Have you googled yourself lately? Reports claim that up to 85 percent of recruiters “Google” candidates to learn more about them. Go ahead and try it now. Put your name in quotations and hit search, for example, “Sheryl Oben”. Be sure to take a critical look at the results and take advantage of the fact that you can see and actively optimise what employers are viewing. This is what many aptly call “Defensive Googling”. You may notice that the top results are your social media pages (Facebook, Linkedin, Twitter, Google+ ) so make sure that your online profiles give you a chance to shine for employers.
! What if you found unflattering content linked to you?
Fortunately, with a little work, you can have some control and push negative information down. The trick is to produce new positive and relevant content associated with your name at a high volume to push back negative ones farther to the search results.

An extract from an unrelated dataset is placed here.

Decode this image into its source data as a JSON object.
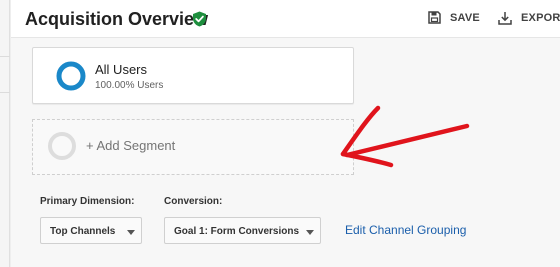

Popular approaches in cleaning up your online image include building your website and/or portfolio with your name included in the domain; guest posting for relevant sites and joining professional groups online.
5 Not managing your personal and professional social media properly
It is very apparent how social media blurs the line between what’s personal and what’s professional. In most cases, it is always better and safer to keep personal and professional separate. Keep in mind however that adding positive tidbits of your personal life can be beneficial for your online reputation as it humanises you and gives a better sense of who the person is behind the words on the computer screen. With this point in mind, you have to ask yourself two important questions: 1) What areas in your professional and personal profiles do you want to intersect? 2) How do you want to be perceived overall online? By knowing the answers to these, you can begin to take the steps to manage your social media persona more effectively.